Exercise brief: Your answer must be every line of the data that contains "know".

Task inputs below:

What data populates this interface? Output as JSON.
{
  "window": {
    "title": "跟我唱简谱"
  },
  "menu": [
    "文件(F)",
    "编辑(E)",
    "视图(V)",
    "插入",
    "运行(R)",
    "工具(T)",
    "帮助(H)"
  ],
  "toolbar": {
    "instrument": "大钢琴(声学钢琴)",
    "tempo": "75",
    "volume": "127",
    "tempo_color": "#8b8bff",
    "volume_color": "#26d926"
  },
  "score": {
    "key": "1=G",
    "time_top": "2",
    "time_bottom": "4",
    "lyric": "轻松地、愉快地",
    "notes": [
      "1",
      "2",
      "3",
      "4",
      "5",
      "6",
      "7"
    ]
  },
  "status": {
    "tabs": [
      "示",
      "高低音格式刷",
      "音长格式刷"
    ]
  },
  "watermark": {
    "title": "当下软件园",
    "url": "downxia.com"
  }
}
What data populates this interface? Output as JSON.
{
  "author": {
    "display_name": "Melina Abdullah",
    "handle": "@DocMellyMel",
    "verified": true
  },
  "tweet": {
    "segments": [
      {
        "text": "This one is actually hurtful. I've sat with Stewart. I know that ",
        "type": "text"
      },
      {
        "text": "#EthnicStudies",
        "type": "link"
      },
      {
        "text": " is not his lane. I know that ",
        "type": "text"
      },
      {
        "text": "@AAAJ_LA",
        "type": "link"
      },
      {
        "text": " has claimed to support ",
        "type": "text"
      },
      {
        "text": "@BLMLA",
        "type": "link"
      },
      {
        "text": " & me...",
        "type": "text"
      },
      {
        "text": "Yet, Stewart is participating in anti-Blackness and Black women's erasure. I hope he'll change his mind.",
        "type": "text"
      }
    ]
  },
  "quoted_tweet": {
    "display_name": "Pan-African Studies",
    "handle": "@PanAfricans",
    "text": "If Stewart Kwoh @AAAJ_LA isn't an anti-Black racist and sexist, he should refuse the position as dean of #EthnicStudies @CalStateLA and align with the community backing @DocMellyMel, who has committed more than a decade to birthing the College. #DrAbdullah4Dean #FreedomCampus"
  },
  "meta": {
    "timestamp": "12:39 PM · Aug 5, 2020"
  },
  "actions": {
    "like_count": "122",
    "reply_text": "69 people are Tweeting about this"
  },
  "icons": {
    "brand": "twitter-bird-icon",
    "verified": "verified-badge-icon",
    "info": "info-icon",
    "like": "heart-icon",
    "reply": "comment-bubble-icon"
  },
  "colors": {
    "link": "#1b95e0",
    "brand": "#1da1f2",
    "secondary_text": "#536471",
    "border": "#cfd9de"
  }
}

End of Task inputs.

Solution:
        "text": "This one is actually hurtful. I've sat with Stewart. I know that ",
        "text": " is not his lane. I know that ",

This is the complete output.